WHAT IS NEEDED - Please return the listing exactly as it stands, skipping any pictures.

PROVIDED RECORDS -
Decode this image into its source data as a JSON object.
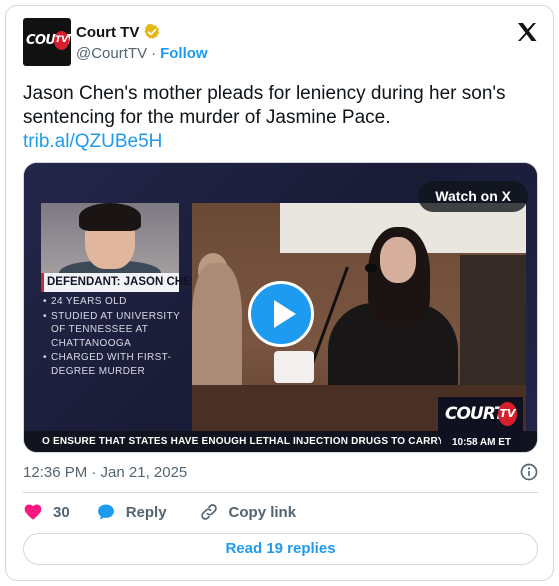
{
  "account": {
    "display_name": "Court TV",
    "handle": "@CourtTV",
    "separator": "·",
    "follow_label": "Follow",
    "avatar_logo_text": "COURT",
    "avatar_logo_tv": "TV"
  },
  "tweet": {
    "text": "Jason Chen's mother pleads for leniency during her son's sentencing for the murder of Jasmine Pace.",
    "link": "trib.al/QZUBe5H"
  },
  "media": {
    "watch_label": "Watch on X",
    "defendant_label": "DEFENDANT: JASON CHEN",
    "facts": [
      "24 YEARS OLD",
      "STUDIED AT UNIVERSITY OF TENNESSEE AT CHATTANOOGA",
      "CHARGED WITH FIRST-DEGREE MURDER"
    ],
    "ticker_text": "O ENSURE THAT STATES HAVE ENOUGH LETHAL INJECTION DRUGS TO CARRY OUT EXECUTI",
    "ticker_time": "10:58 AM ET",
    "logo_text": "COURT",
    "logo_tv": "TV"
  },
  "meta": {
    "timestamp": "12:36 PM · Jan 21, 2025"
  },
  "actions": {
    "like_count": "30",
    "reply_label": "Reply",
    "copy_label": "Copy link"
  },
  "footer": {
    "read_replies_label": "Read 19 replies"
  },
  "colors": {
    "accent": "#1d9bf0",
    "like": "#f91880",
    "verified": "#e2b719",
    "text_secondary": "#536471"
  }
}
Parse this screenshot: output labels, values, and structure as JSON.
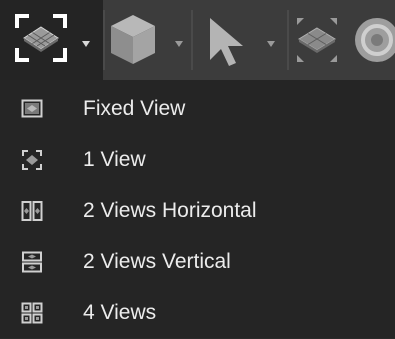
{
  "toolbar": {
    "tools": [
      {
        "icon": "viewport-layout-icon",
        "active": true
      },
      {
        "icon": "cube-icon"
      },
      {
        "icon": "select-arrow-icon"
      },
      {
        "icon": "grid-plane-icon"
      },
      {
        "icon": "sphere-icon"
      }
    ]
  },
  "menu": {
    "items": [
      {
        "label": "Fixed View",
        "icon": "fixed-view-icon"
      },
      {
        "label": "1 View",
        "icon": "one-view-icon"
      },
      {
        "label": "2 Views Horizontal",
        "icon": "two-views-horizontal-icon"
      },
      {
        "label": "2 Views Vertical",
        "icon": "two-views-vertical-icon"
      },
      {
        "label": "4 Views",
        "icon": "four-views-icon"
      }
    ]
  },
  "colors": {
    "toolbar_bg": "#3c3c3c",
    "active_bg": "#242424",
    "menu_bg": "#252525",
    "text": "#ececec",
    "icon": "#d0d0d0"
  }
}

WRITTEN ANSWER -
Decode this image into its source data as a JSON object.
{
  "account": {
    "display_name": "Court TV",
    "handle": "@CourtTV",
    "separator": "·",
    "follow_label": "Follow",
    "avatar_logo_text": "COURT",
    "avatar_logo_tv": "TV"
  },
  "tweet": {
    "text": "Jason Chen's mother pleads for leniency during her son's sentencing for the murder of Jasmine Pace.",
    "link": "trib.al/QZUBe5H"
  },
  "media": {
    "watch_label": "Watch on X",
    "defendant_label": "DEFENDANT: JASON CHEN",
    "facts": [
      "24 YEARS OLD",
      "STUDIED AT UNIVERSITY OF TENNESSEE AT CHATTANOOGA",
      "CHARGED WITH FIRST-DEGREE MURDER"
    ],
    "ticker_text": "O ENSURE THAT STATES HAVE ENOUGH LETHAL INJECTION DRUGS TO CARRY OUT EXECUTI",
    "ticker_time": "10:58 AM ET",
    "logo_text": "COURT",
    "logo_tv": "TV"
  },
  "meta": {
    "timestamp": "12:36 PM · Jan 21, 2025"
  },
  "actions": {
    "like_count": "30",
    "reply_label": "Reply",
    "copy_label": "Copy link"
  },
  "footer": {
    "read_replies_label": "Read 19 replies"
  },
  "colors": {
    "accent": "#1d9bf0",
    "like": "#f91880",
    "verified": "#e2b719",
    "text_secondary": "#536471"
  }
}
Parse this screenshot: output labels, values, and structure as JSON.
{
  "toolbar": {
    "tools": [
      {
        "icon": "viewport-layout-icon",
        "active": true
      },
      {
        "icon": "cube-icon"
      },
      {
        "icon": "select-arrow-icon"
      },
      {
        "icon": "grid-plane-icon"
      },
      {
        "icon": "sphere-icon"
      }
    ]
  },
  "menu": {
    "items": [
      {
        "label": "Fixed View",
        "icon": "fixed-view-icon"
      },
      {
        "label": "1 View",
        "icon": "one-view-icon"
      },
      {
        "label": "2 Views Horizontal",
        "icon": "two-views-horizontal-icon"
      },
      {
        "label": "2 Views Vertical",
        "icon": "two-views-vertical-icon"
      },
      {
        "label": "4 Views",
        "icon": "four-views-icon"
      }
    ]
  },
  "colors": {
    "toolbar_bg": "#3c3c3c",
    "active_bg": "#242424",
    "menu_bg": "#252525",
    "text": "#ececec",
    "icon": "#d0d0d0"
  }
}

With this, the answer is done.